== Task details ==
The job is to find each line in the entries holding the string "混凝土泵送增加费" and copy that line.

Component data from apps and pages
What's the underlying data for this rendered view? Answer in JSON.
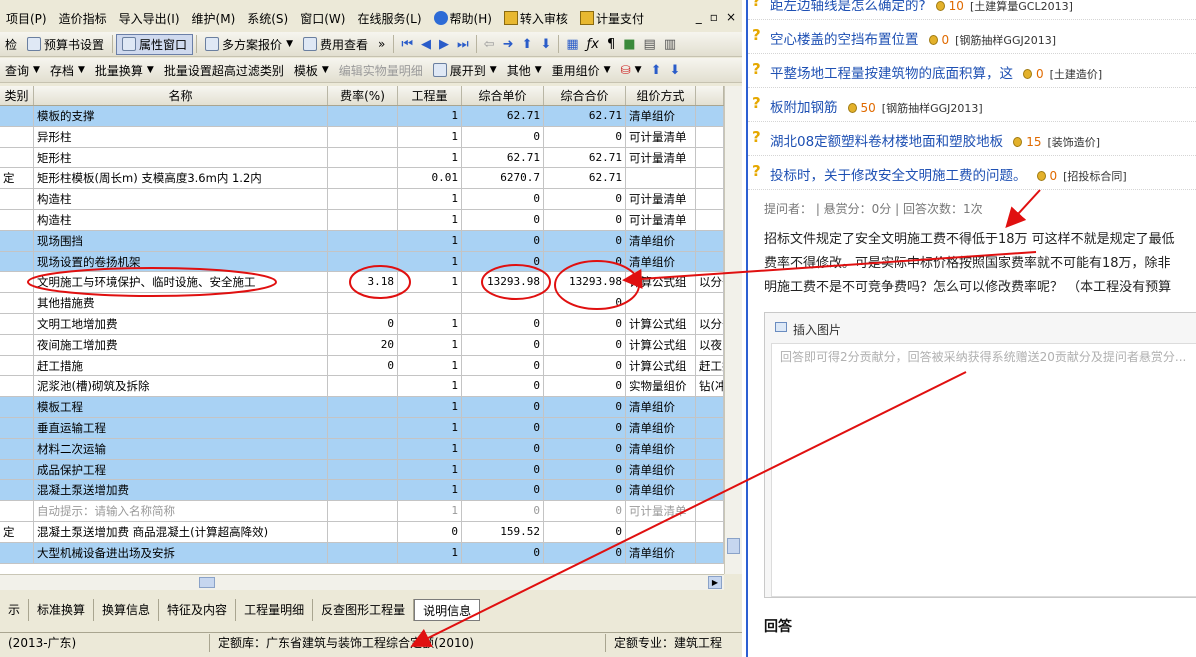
{
  "menu": {
    "items": [
      "项目(P)",
      "造价指标",
      "导入导出(I)",
      "维护(M)",
      "系统(S)",
      "窗口(W)",
      "在线服务(L)",
      "帮助(H)",
      "转入审核",
      "计量支付"
    ],
    "win_ctrl": [
      "_",
      "▫",
      "×"
    ]
  },
  "toolbar1": {
    "jian": "检",
    "budget_setting": "预算书设置",
    "property_window": "属性窗口",
    "multi_quote": "多方案报价",
    "fee_view": "费用查看"
  },
  "toolbar2": {
    "query": "查询",
    "save": "存档",
    "batch_convert": "批量换算",
    "batch_super": "批量设置超高过滤类别",
    "template": "模板",
    "edit_qty": "编辑实物量明细",
    "expand_to": "展开到",
    "other": "其他",
    "reuse_group": "重用组价"
  },
  "table": {
    "headers": [
      "类别",
      "名称",
      "费率(%)",
      "工程量",
      "综合单价",
      "综合合价",
      "组价方式",
      ""
    ],
    "rows": [
      {
        "style": "blue",
        "cat": "",
        "name": "模板的支撑",
        "rate": "",
        "qty": "1",
        "unit": "62.71",
        "total": "62.71",
        "method": "清单组价",
        "extra": ""
      },
      {
        "style": "white",
        "cat": "",
        "name": "异形柱",
        "rate": "",
        "qty": "1",
        "unit": "0",
        "total": "0",
        "method": "可计量清单",
        "extra": ""
      },
      {
        "style": "white",
        "cat": "",
        "name": "矩形柱",
        "rate": "",
        "qty": "1",
        "unit": "62.71",
        "total": "62.71",
        "method": "可计量清单",
        "extra": ""
      },
      {
        "style": "white",
        "cat": "定",
        "name": "矩形柱模板(周长m) 支模高度3.6m内 1.2内",
        "rate": "",
        "qty": "0.01",
        "unit": "6270.7",
        "total": "62.71",
        "method": "",
        "extra": ""
      },
      {
        "style": "white",
        "cat": "",
        "name": "构造柱",
        "rate": "",
        "qty": "1",
        "unit": "0",
        "total": "0",
        "method": "可计量清单",
        "extra": ""
      },
      {
        "style": "white",
        "cat": "",
        "name": "构造柱",
        "rate": "",
        "qty": "1",
        "unit": "0",
        "total": "0",
        "method": "可计量清单",
        "extra": ""
      },
      {
        "style": "blue",
        "cat": "",
        "name": "现场围挡",
        "rate": "",
        "qty": "1",
        "unit": "0",
        "total": "0",
        "method": "清单组价",
        "extra": ""
      },
      {
        "style": "blue",
        "cat": "",
        "name": "现场设置的卷扬机架",
        "rate": "",
        "qty": "1",
        "unit": "0",
        "total": "0",
        "method": "清单组价",
        "extra": ""
      },
      {
        "style": "white",
        "cat": "",
        "name": "文明施工与环境保护、临时设施、安全施工",
        "rate": "3.18",
        "qty": "1",
        "unit": "13293.98",
        "total": "13293.98",
        "method": "计算公式组",
        "extra": "以分部"
      },
      {
        "style": "white",
        "cat": "",
        "name": "其他措施费",
        "rate": "",
        "qty": "",
        "unit": "",
        "total": "0",
        "method": "",
        "extra": ""
      },
      {
        "style": "white",
        "cat": "",
        "name": "文明工地增加费",
        "rate": "0",
        "qty": "1",
        "unit": "0",
        "total": "0",
        "method": "计算公式组",
        "extra": "以分部"
      },
      {
        "style": "white",
        "cat": "",
        "name": "夜间施工增加费",
        "rate": "20",
        "qty": "1",
        "unit": "0",
        "total": "0",
        "method": "计算公式组",
        "extra": "以夜间"
      },
      {
        "style": "white",
        "cat": "",
        "name": "赶工措施",
        "rate": "0",
        "qty": "1",
        "unit": "0",
        "total": "0",
        "method": "计算公式组",
        "extra": "赶工措"
      },
      {
        "style": "white",
        "cat": "",
        "name": "泥浆池(槽)砌筑及拆除",
        "rate": "",
        "qty": "1",
        "unit": "0",
        "total": "0",
        "method": "实物量组价",
        "extra": "钻(冲)"
      },
      {
        "style": "blue",
        "cat": "",
        "name": "模板工程",
        "rate": "",
        "qty": "1",
        "unit": "0",
        "total": "0",
        "method": "清单组价",
        "extra": ""
      },
      {
        "style": "blue",
        "cat": "",
        "name": "垂直运输工程",
        "rate": "",
        "qty": "1",
        "unit": "0",
        "total": "0",
        "method": "清单组价",
        "extra": ""
      },
      {
        "style": "blue",
        "cat": "",
        "name": "材料二次运输",
        "rate": "",
        "qty": "1",
        "unit": "0",
        "total": "0",
        "method": "清单组价",
        "extra": ""
      },
      {
        "style": "blue",
        "cat": "",
        "name": "成品保护工程",
        "rate": "",
        "qty": "1",
        "unit": "0",
        "total": "0",
        "method": "清单组价",
        "extra": ""
      },
      {
        "style": "blue",
        "cat": "",
        "name": "混凝土泵送增加费",
        "rate": "",
        "qty": "1",
        "unit": "0",
        "total": "0",
        "method": "清单组价",
        "extra": ""
      },
      {
        "style": "hint",
        "cat": "",
        "name": "自动提示：请输入名称简称",
        "rate": "",
        "qty": "1",
        "unit": "0",
        "total": "0",
        "method": "可计量清单",
        "extra": ""
      },
      {
        "style": "white",
        "cat": "定",
        "name": "混凝土泵送增加费 商品混凝土(计算超高降效)",
        "rate": "",
        "qty": "0",
        "unit": "159.52",
        "total": "0",
        "method": "",
        "extra": ""
      },
      {
        "style": "blue",
        "cat": "",
        "name": "大型机械设备进出场及安拆",
        "rate": "",
        "qty": "1",
        "unit": "0",
        "total": "0",
        "method": "清单组价",
        "extra": ""
      }
    ]
  },
  "tabs": [
    "示",
    "标准换算",
    "换算信息",
    "特征及内容",
    "工程量明细",
    "反查图形工程量",
    "说明信息"
  ],
  "status": {
    "left": "(2013-广东)",
    "quota_lib": "定额库：广东省建筑与装饰工程综合定额(2010)",
    "quota_major": "定额专业：建筑工程"
  },
  "web": {
    "questions": [
      {
        "title": "距左边轴线是怎么确定的?",
        "score": "10",
        "tag": "[土建算量GCL2013]"
      },
      {
        "title": "空心楼盖的空挡布置位置",
        "score": "0",
        "tag": "[钢筋抽样GGJ2013]"
      },
      {
        "title": "平整场地工程量按建筑物的底面积算，这",
        "score": "0",
        "tag": "[土建造价]"
      },
      {
        "title": "板附加钢筋",
        "score": "50",
        "tag": "[钢筋抽样GGJ2013]"
      },
      {
        "title": "湖北08定额塑料卷材楼地面和塑胶地板",
        "score": "15",
        "tag": "[装饰造价]"
      },
      {
        "title": "投标时，关于修改安全文明施工费的问题。",
        "score": "0",
        "tag": "[招投标合同]"
      }
    ],
    "meta": "提问者：  |  悬赏分：0分  |  回答次数：1次",
    "desc1": "招标文件规定了安全文明施工费不得低于18万 可这样不就是规定了最低",
    "desc2": "费率不得修改。可是实际中标价格按照国家费率就不可能有18万，除非",
    "desc3": "明施工费不是不可竞争费吗？怎么可以修改费率呢？ （本工程没有预算",
    "insert_picture": "插入图片",
    "answer_placeholder": "回答即可得2分贡献分，回答被采纳获得系统赠送20贡献分及提问者悬赏分...",
    "answer_heading": "回答"
  },
  "colors": {
    "blue_row": "#a9d2f4",
    "annotation_red": "#e01010",
    "link_blue": "#1e50b3"
  }
}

== Answer to this task ==
        "name": "混凝土泵送增加费",
        "name": "混凝土泵送增加费 商品混凝土(计算超高降效)",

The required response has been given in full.